» **WORK INSTRUCTION**
From the line that contains "Output a JSON" through the last line of the data, copy everything exactly and nothing else, omitting the pictures.

BEGIN SUPPLIED DATA

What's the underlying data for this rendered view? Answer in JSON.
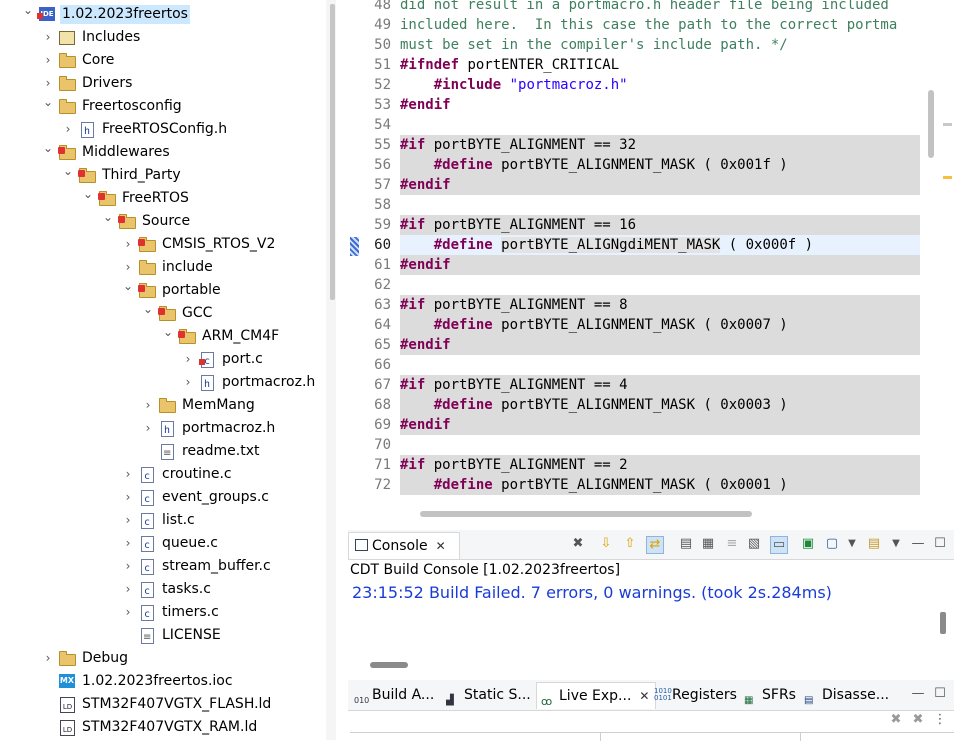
{
  "project_tree": [
    {
      "label": "1.02.2023freertos",
      "icon": "project-icon",
      "twisty": "expanded",
      "selected": true
    },
    {
      "label": "Includes",
      "icon": "includes-icon",
      "twisty": "collapsed"
    },
    {
      "label": "Core",
      "icon": "folder-icon",
      "twisty": "collapsed"
    },
    {
      "label": "Drivers",
      "icon": "folder-icon",
      "twisty": "collapsed"
    },
    {
      "label": "Freertosconfig",
      "icon": "folder-icon",
      "twisty": "expanded"
    },
    {
      "label": "FreeRTOSConfig.h",
      "icon": "header-file-icon",
      "twisty": "collapsed"
    },
    {
      "label": "Middlewares",
      "icon": "source-folder-icon",
      "twisty": "expanded"
    },
    {
      "label": "Third_Party",
      "icon": "source-folder-icon",
      "twisty": "expanded"
    },
    {
      "label": "FreeRTOS",
      "icon": "source-folder-icon",
      "twisty": "expanded"
    },
    {
      "label": "Source",
      "icon": "source-folder-icon",
      "twisty": "expanded"
    },
    {
      "label": "CMSIS_RTOS_V2",
      "icon": "source-folder-icon",
      "twisty": "collapsed"
    },
    {
      "label": "include",
      "icon": "folder-icon",
      "twisty": "collapsed"
    },
    {
      "label": "portable",
      "icon": "source-folder-icon",
      "twisty": "expanded"
    },
    {
      "label": "GCC",
      "icon": "source-folder-icon",
      "twisty": "expanded"
    },
    {
      "label": "ARM_CM4F",
      "icon": "source-folder-icon",
      "twisty": "expanded"
    },
    {
      "label": "port.c",
      "icon": "c-file-error-icon",
      "twisty": "collapsed"
    },
    {
      "label": "portmacroz.h",
      "icon": "header-file-icon",
      "twisty": "collapsed"
    },
    {
      "label": "MemMang",
      "icon": "folder-icon",
      "twisty": "collapsed"
    },
    {
      "label": "portmacroz.h",
      "icon": "header-file-icon",
      "twisty": "collapsed"
    },
    {
      "label": "readme.txt",
      "icon": "text-file-icon",
      "twisty": "none"
    },
    {
      "label": "croutine.c",
      "icon": "c-file-icon",
      "twisty": "collapsed"
    },
    {
      "label": "event_groups.c",
      "icon": "c-file-icon",
      "twisty": "collapsed"
    },
    {
      "label": "list.c",
      "icon": "c-file-icon",
      "twisty": "collapsed"
    },
    {
      "label": "queue.c",
      "icon": "c-file-icon",
      "twisty": "collapsed"
    },
    {
      "label": "stream_buffer.c",
      "icon": "c-file-icon",
      "twisty": "collapsed"
    },
    {
      "label": "tasks.c",
      "icon": "c-file-icon",
      "twisty": "collapsed"
    },
    {
      "label": "timers.c",
      "icon": "c-file-icon",
      "twisty": "collapsed"
    },
    {
      "label": "LICENSE",
      "icon": "text-file-icon",
      "twisty": "none"
    },
    {
      "label": "Debug",
      "icon": "folder-icon",
      "twisty": "collapsed"
    },
    {
      "label": "1.02.2023freertos.ioc",
      "icon": "ioc-file-icon",
      "twisty": "none"
    },
    {
      "label": "STM32F407VGTX_FLASH.ld",
      "icon": "linker-file-icon",
      "twisty": "none"
    },
    {
      "label": "STM32F407VGTX_RAM.ld",
      "icon": "linker-file-icon",
      "twisty": "none"
    }
  ],
  "editor": {
    "lines": [
      {
        "n": "48",
        "text": "did not result in a portmacro.h header file being included",
        "kind": "comment"
      },
      {
        "n": "49",
        "text": "included here.  In this case the path to the correct portma",
        "kind": "comment"
      },
      {
        "n": "50",
        "text": "must be set in the compiler's include path. */",
        "kind": "comment"
      },
      {
        "n": "51",
        "kw": "#ifndef",
        "rest": " portENTER_CRITICAL",
        "kind": "directive"
      },
      {
        "n": "52",
        "indent": "    ",
        "kw": "#include",
        "rest": " ",
        "str": "\"portmacroz.h\"",
        "kind": "directive"
      },
      {
        "n": "53",
        "kw": "#endif",
        "rest": "",
        "kind": "directive"
      },
      {
        "n": "54",
        "text": "",
        "kind": "blank"
      },
      {
        "n": "55",
        "kw": "#if",
        "rest": " portBYTE_ALIGNMENT == 32",
        "kind": "inactive"
      },
      {
        "n": "56",
        "indent": "    ",
        "kw": "#define",
        "rest": " portBYTE_ALIGNMENT_MASK ( 0x001f )",
        "kind": "inactive"
      },
      {
        "n": "57",
        "kw": "#endif",
        "rest": "",
        "kind": "inactive"
      },
      {
        "n": "58",
        "text": "",
        "kind": "blank"
      },
      {
        "n": "59",
        "kw": "#if",
        "rest": " portBYTE_ALIGNMENT == 16",
        "kind": "inactive"
      },
      {
        "n": "60",
        "indent": "    ",
        "kw": "#define",
        "rest": " ",
        "occ": "portBYTE_ALIGNgdiMENT_MASK",
        "rest2": " ( 0x000f )",
        "kind": "current"
      },
      {
        "n": "61",
        "kw": "#endif",
        "rest": "",
        "kind": "inactive"
      },
      {
        "n": "62",
        "text": "",
        "kind": "blank"
      },
      {
        "n": "63",
        "kw": "#if",
        "rest": " portBYTE_ALIGNMENT == 8",
        "kind": "inactive"
      },
      {
        "n": "64",
        "indent": "    ",
        "kw": "#define",
        "rest": " portBYTE_ALIGNMENT_MASK ( 0x0007 )",
        "kind": "inactive"
      },
      {
        "n": "65",
        "kw": "#endif",
        "rest": "",
        "kind": "inactive"
      },
      {
        "n": "66",
        "text": "",
        "kind": "blank"
      },
      {
        "n": "67",
        "kw": "#if",
        "rest": " portBYTE_ALIGNMENT == 4",
        "kind": "inactive"
      },
      {
        "n": "68",
        "indent": "    ",
        "kw": "#define",
        "rest": " portBYTE_ALIGNMENT_MASK ( 0x0003 )",
        "kind": "inactive"
      },
      {
        "n": "69",
        "kw": "#endif",
        "rest": "",
        "kind": "inactive"
      },
      {
        "n": "70",
        "text": "",
        "kind": "blank"
      },
      {
        "n": "71",
        "kw": "#if",
        "rest": " portBYTE_ALIGNMENT == 2",
        "kind": "inactive"
      },
      {
        "n": "72",
        "indent": "    ",
        "kw": "#define",
        "rest": " portBYTE_ALIGNMENT_MASK ( 0x0001 )",
        "kind": "inactive"
      }
    ]
  },
  "console": {
    "tab_label": "Console",
    "title": "CDT Build Console [1.02.2023freertos]",
    "output": "23:15:52 Build Failed. 7 errors, 0 warnings. (took 2s.284ms)",
    "toolbar_icons": [
      "clear-console-icon",
      "scroll-down-icon",
      "scroll-up-icon",
      "word-wrap-icon",
      "copy-icon",
      "pin-icon",
      "remove-icon",
      "remove-all-icon",
      "display-selected-icon",
      "open-console-icon",
      "open-console-dropdown-icon",
      "new-console-icon",
      "new-console-dropdown-icon",
      "minimize-icon",
      "maximize-icon"
    ]
  },
  "bottom_tabs": [
    {
      "label": "Build A...",
      "icon": "build-analyzer-icon"
    },
    {
      "label": "Static S...",
      "icon": "static-stack-icon"
    },
    {
      "label": "Live Exp...",
      "icon": "live-expressions-icon",
      "active": true
    },
    {
      "label": "Registers",
      "icon": "registers-icon"
    },
    {
      "label": "SFRs",
      "icon": "sfrs-icon"
    },
    {
      "label": "Disasse...",
      "icon": "disassembly-icon"
    }
  ],
  "colors": {
    "selection": "#cce8ff",
    "keyword": "#7f0055",
    "comment": "#3f7f5f",
    "string": "#2a00ff",
    "console_text": "#1a3cd6",
    "inactive_code": "#dcdcdc",
    "current_line": "#e8f2fe"
  }
}
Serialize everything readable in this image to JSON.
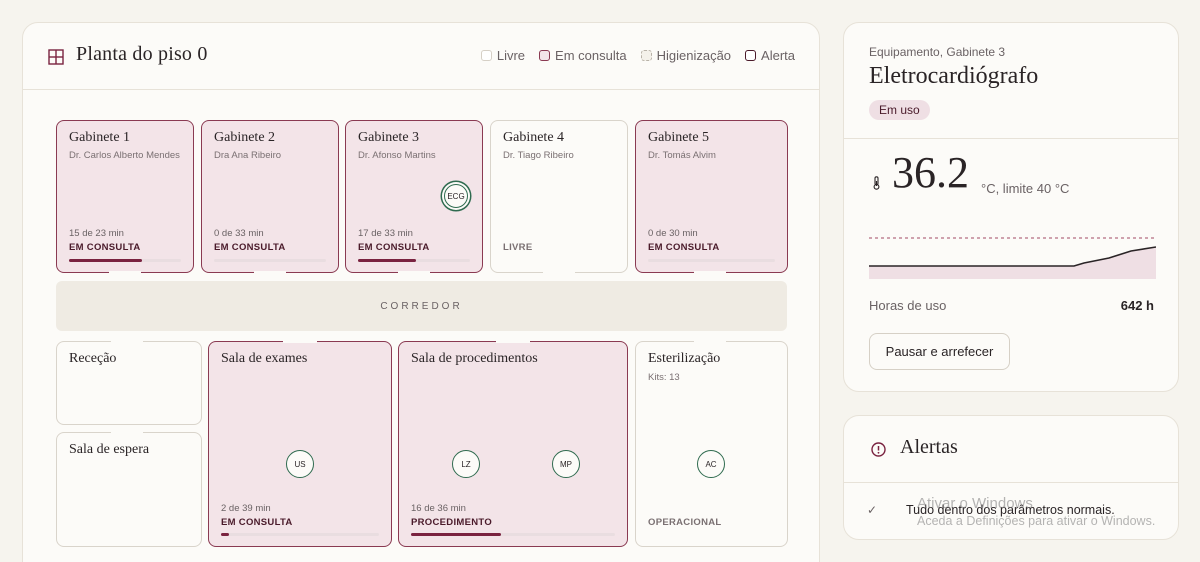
{
  "floor": {
    "title": "Planta do piso 0",
    "legend": [
      "Livre",
      "Em consulta",
      "Higienização",
      "Alerta"
    ],
    "corridor": "CORREDOR",
    "gabinetes": [
      {
        "name": "Gabinete 1",
        "doctor": "Dr. Carlos Alberto Mendes",
        "time": "15 de 23 min",
        "status": "EM CONSULTA",
        "progress": 0.65
      },
      {
        "name": "Gabinete 2",
        "doctor": "Dra Ana Ribeiro",
        "time": "0 de 33 min",
        "status": "EM CONSULTA",
        "progress": 0.0
      },
      {
        "name": "Gabinete 3",
        "doctor": "Dr. Afonso Martins",
        "time": "17 de 33 min",
        "status": "EM CONSULTA",
        "progress": 0.52,
        "badge": "ECG"
      },
      {
        "name": "Gabinete 4",
        "doctor": "Dr. Tiago Ribeiro",
        "time": "",
        "status": "LIVRE"
      },
      {
        "name": "Gabinete 5",
        "doctor": "Dr. Tomás Alvim",
        "time": "0 de 30 min",
        "status": "EM CONSULTA",
        "progress": 0.0
      }
    ],
    "rooms": {
      "rececao": "Receção",
      "sala_espera": "Sala de espera",
      "exames": {
        "name": "Sala de exames",
        "badge": "US",
        "time": "2 de 39 min",
        "status": "EM CONSULTA",
        "progress": 0.05
      },
      "procedimentos": {
        "name": "Sala de procedimentos",
        "badges": [
          "LZ",
          "MP"
        ],
        "time": "16 de 36 min",
        "status": "PROCEDIMENTO",
        "progress": 0.44
      },
      "esterilizacao": {
        "name": "Esterilização",
        "kits": "Kits: 13",
        "badge": "AC",
        "status": "OPERACIONAL"
      }
    }
  },
  "equipment": {
    "subtitle": "Equipamento, Gabinete 3",
    "name": "Eletrocardiógrafo",
    "status": "Em uso",
    "temperature": "36.2",
    "temp_unit": "°C, limite 40 °C",
    "temp_limit": 40,
    "hours_label": "Horas de uso",
    "hours_value": "642 h",
    "button": "Pausar e arrefecer"
  },
  "alerts": {
    "title": "Alertas",
    "message": "Tudo dentro dos parâmetros normais."
  },
  "watermark": {
    "line1": "Ativar o Windows",
    "line2": "Aceda a Definições para ativar o Windows."
  },
  "colors": {
    "busy_fill": "#f3e4e8",
    "busy_border": "#8a3a52",
    "accent": "#7a2340",
    "badge_ring": "#2f6b4f"
  }
}
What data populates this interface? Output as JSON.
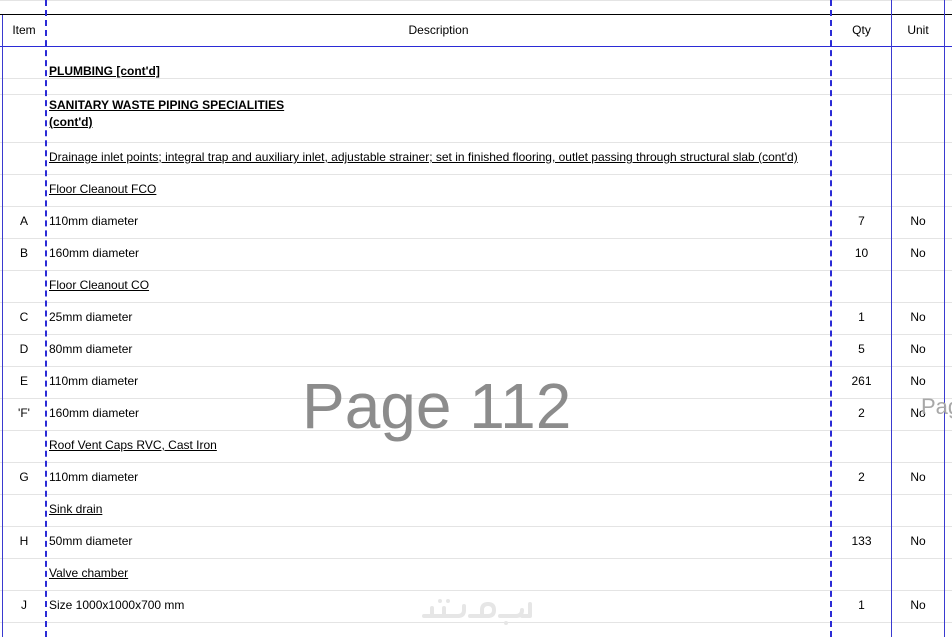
{
  "header": {
    "item": "Item",
    "description": "Description",
    "qty": "Qty",
    "unit": "Unit"
  },
  "section_title": "PLUMBING [cont'd]",
  "subsection_title": {
    "line1": "SANITARY WASTE PIPING SPECIALITIES",
    "line2": "(cont'd)"
  },
  "intro": "Drainage inlet points; integral trap and auxiliary inlet, adjustable strainer; set in finished flooring, outlet passing through structural slab (cont'd)",
  "groups": [
    {
      "title": "Floor Cleanout FCO"
    },
    {
      "title": "Floor Cleanout CO"
    },
    {
      "title": "Roof Vent Caps RVC, Cast Iron"
    },
    {
      "title": "Sink drain"
    },
    {
      "title": "Valve chamber"
    }
  ],
  "items": [
    {
      "item": "A",
      "desc": "110mm diameter",
      "qty": "7",
      "unit": "No"
    },
    {
      "item": "B",
      "desc": "160mm diameter",
      "qty": "10",
      "unit": "No"
    },
    {
      "item": "C",
      "desc": "25mm diameter",
      "qty": "1",
      "unit": "No"
    },
    {
      "item": "D",
      "desc": "80mm diameter",
      "qty": "5",
      "unit": "No"
    },
    {
      "item": "E",
      "desc": "110mm diameter",
      "qty": "261",
      "unit": "No"
    },
    {
      "item": "'F'",
      "desc": "160mm diameter",
      "qty": "2",
      "unit": "No"
    },
    {
      "item": "G",
      "desc": "110mm diameter",
      "qty": "2",
      "unit": "No"
    },
    {
      "item": "H",
      "desc": "50mm diameter",
      "qty": "133",
      "unit": "No"
    },
    {
      "item": "J",
      "desc": "Size 1000x1000x700 mm",
      "qty": "1",
      "unit": "No"
    }
  ],
  "watermark": "Page 112",
  "watermark_edge": "Pag",
  "logo_text": "خمسات",
  "colors": {
    "border": "#2b2bd6",
    "watermark": "#8c8c8c"
  }
}
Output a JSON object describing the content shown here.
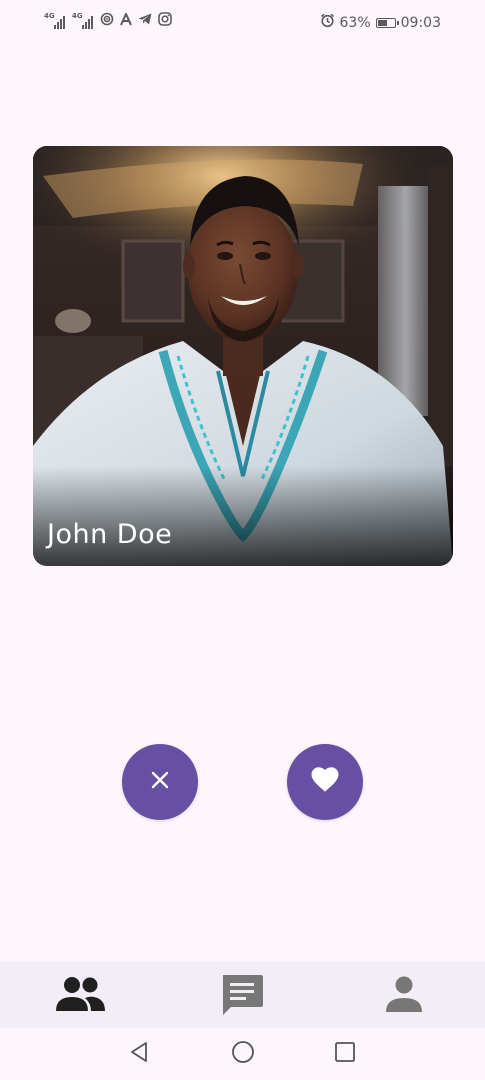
{
  "status_bar": {
    "network_1": "4G",
    "network_2": "4G",
    "battery_percent": "63%",
    "battery_level": 0.63,
    "time": "09:03",
    "icons": [
      "signal-icon",
      "signal-icon",
      "hotspot-icon",
      "a-icon",
      "telegram-icon",
      "instagram-icon",
      "alarm-icon",
      "battery-icon"
    ]
  },
  "profile": {
    "name": "John Doe"
  },
  "actions": {
    "dislike_icon": "close-icon",
    "like_icon": "heart-icon"
  },
  "bottom_nav": {
    "items": [
      {
        "icon": "people-icon"
      },
      {
        "icon": "chat-icon"
      },
      {
        "icon": "person-icon"
      }
    ]
  },
  "system_nav": {
    "items": [
      {
        "icon": "back-icon"
      },
      {
        "icon": "home-icon"
      },
      {
        "icon": "recents-icon"
      }
    ]
  },
  "colors": {
    "background": "#fdf6fc",
    "accent": "#6750a4",
    "nav_background": "#f3edf7",
    "nav_icon": "#202020",
    "nav_icon_inactive": "#777777"
  }
}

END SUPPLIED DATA

» **RESPONSE TO THIS TASK**
Output a JSON object describing the content shown here.
{
  "status_bar": {
    "network_1": "4G",
    "network_2": "4G",
    "battery_percent": "63%",
    "battery_level": 0.63,
    "time": "09:03",
    "icons": [
      "signal-icon",
      "signal-icon",
      "hotspot-icon",
      "a-icon",
      "telegram-icon",
      "instagram-icon",
      "alarm-icon",
      "battery-icon"
    ]
  },
  "profile": {
    "name": "John Doe"
  },
  "actions": {
    "dislike_icon": "close-icon",
    "like_icon": "heart-icon"
  },
  "bottom_nav": {
    "items": [
      {
        "icon": "people-icon"
      },
      {
        "icon": "chat-icon"
      },
      {
        "icon": "person-icon"
      }
    ]
  },
  "system_nav": {
    "items": [
      {
        "icon": "back-icon"
      },
      {
        "icon": "home-icon"
      },
      {
        "icon": "recents-icon"
      }
    ]
  },
  "colors": {
    "background": "#fdf6fc",
    "accent": "#6750a4",
    "nav_background": "#f3edf7",
    "nav_icon": "#202020",
    "nav_icon_inactive": "#777777"
  }
}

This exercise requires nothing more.